Alexandra Lange is a New York-based architecture and design critic. Her essays, reviews, and profiles have appeared in Architect, Dirty Furniture, Dwell, MAS Context, Metropolis, New York Magazine, the New Yorker, and the New York Times. She has been an opinion columnist at Dezeen and a featured writer at Design Observer. She is the author of Writing About Architecture: Mastering the Language of Buildings and Cities (Princeton Architectural Press, 2012) and the e-book The Dot-Com City: Silicon Valley Urbanism (Strelka Press, 2012), as well as co-author of Design Research: The Store that Brought Modern Living to American Homes (Chronicle Books, 2010). She has taught design criticism at the School of Visual Arts and New York University. She was a 2014 Loeb Fellow at the Harvard Graduate School of Design.
Jochen Eisenbrand is chief curator at the Vitra Design Museum. Working at the Vitra Design Museum since 1998, Eisenbrand curated the exhibitions Airworld. Design and Architecture for Air Travel, Hidden Heroes. The Genius of Everyday Things as well as major retrospectives on George Nelson, Louis Kahn (with Stanislaus von Moos), Alvar Aalto and Alexander Girard. His exhibitions have been shown not only in Weil am Rhein but also at further venues in Europe, the USA and in Asia. From 2007 until 2010 he served as a member of the acquisitions committee of FRAC centre in Orléans. Having earned a Master degree in Cultural Studies from the University of Lüneburg (1998), Eisenbrand received his PhD in design history at the University of Wuppertal in 2014.
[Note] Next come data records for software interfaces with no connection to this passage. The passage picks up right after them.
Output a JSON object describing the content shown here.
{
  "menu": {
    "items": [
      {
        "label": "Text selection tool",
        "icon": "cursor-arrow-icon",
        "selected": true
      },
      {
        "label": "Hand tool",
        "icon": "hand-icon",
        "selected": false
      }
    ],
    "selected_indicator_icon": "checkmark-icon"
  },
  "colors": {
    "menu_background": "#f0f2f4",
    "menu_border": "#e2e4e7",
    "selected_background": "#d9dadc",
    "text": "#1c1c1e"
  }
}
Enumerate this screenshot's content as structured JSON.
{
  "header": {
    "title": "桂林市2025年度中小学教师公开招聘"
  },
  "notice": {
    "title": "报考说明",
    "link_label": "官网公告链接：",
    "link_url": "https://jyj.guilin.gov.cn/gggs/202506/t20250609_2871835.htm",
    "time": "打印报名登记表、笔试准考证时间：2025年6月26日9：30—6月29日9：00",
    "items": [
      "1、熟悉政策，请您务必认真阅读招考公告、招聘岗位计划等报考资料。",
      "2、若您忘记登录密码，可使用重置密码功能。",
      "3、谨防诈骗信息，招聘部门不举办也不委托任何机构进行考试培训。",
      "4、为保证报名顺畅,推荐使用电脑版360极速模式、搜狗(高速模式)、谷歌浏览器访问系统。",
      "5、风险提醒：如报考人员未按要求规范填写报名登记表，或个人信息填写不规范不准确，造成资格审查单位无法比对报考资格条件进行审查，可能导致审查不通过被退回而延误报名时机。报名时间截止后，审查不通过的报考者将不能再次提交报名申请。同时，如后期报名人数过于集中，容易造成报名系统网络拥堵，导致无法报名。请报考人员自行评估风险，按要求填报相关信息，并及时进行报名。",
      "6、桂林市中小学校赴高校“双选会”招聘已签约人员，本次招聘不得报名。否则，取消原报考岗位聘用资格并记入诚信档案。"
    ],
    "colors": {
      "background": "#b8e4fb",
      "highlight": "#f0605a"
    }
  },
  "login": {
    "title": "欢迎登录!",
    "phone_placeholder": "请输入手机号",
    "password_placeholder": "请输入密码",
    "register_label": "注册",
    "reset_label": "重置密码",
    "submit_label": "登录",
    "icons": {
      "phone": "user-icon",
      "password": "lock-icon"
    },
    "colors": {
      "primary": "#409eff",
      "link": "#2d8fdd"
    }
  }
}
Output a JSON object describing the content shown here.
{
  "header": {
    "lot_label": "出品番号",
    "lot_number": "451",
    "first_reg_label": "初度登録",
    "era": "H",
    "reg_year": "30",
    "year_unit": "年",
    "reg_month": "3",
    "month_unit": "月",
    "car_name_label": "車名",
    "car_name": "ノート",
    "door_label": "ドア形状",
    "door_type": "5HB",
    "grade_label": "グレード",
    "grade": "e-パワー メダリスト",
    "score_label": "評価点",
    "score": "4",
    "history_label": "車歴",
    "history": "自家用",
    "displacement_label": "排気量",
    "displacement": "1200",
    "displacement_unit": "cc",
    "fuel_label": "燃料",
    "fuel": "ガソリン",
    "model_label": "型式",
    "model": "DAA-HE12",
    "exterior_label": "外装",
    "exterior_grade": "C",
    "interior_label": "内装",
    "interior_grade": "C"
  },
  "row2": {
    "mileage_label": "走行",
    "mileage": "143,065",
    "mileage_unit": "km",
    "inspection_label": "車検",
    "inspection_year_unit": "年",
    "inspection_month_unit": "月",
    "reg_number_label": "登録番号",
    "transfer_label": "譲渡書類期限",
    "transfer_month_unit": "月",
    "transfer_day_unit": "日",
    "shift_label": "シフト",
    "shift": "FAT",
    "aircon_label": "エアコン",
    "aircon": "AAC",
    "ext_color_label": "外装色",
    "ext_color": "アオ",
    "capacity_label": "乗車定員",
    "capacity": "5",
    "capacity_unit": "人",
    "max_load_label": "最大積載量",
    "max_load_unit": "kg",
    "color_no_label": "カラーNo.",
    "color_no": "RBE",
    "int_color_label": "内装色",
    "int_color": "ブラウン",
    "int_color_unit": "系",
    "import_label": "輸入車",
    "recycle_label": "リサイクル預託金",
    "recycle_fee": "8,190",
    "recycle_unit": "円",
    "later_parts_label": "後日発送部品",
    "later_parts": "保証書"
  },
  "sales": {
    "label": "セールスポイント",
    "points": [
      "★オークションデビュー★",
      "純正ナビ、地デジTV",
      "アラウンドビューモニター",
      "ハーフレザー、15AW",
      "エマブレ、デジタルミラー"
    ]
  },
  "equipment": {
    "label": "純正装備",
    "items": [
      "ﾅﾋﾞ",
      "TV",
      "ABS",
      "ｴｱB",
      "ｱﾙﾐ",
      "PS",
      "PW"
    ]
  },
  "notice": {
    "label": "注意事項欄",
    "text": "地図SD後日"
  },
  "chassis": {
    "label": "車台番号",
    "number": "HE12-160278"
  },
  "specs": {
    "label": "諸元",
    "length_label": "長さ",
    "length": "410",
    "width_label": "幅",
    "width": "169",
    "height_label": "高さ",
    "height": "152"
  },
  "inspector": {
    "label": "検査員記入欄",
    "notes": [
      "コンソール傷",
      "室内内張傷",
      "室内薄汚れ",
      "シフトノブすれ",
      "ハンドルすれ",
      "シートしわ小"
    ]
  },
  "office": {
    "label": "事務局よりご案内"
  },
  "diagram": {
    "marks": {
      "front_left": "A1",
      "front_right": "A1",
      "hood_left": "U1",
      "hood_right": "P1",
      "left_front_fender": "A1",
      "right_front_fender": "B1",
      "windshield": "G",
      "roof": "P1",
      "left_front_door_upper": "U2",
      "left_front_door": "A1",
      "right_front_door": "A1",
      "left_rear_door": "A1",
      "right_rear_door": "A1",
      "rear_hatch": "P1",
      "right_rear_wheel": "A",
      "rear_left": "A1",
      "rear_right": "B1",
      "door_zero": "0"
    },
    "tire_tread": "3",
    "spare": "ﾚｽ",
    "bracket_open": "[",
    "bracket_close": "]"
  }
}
Monica Obniski is the Demmer Curator of 20th and 21st Century Design at the Milwaukee Art Museum. She was the inaugural Ann S. and Samuel M. Mencoff Assistant Curator of American Decorative Arts at the Art Institute of Chicago and a Research Assistant in the Department of American Decorative Arts at the Metropolitan Museum of Art. She received an MA in the History of Decorative Arts and Design from the Bard Graduate Center, and a PhD from the University of Illinois at Chicago, where she wrote the dissertation “Accumulating Things: Folk Art and Modern Design in the Postwar American Projects of Alexander H. Girard (1907-1993).” Obniski has taught art history at the University of Illinois, Chicago and Columbia College Chicago, has received fellowships from FIU-The Wolfsonian and the Center for Craft, Creativity and Design, and has published a number of scholarly articles and contributed to several museum publications.
Barbara Fitton Hauss is an independent American art historian and translator based in southwestern Germany. Her authored works in both English and German include a book on Renaissance architecture north of the Alps (Helbing & Lichtenhahn, 1991) and numerous essays with a focus on midcentury modern design in the USA and modernist art movements in Germany, which have been published in catalogues by Vitra Design Museum, Museum für Gestaltung Zürich, Dreiländermuseum Lörrach, and others. Her translations in the fields of art, design and architecture have appeared in noted books such as Women in Graphic Design (Jovis, 2012), Focusing the Modern (Bauhaus-Archiv, 2011), Migropolis (Hatje Cantz, 2009), Your Private Sky: R. Buckminster Fuller (Lars Müller, 2000) and many exhibition catalogues.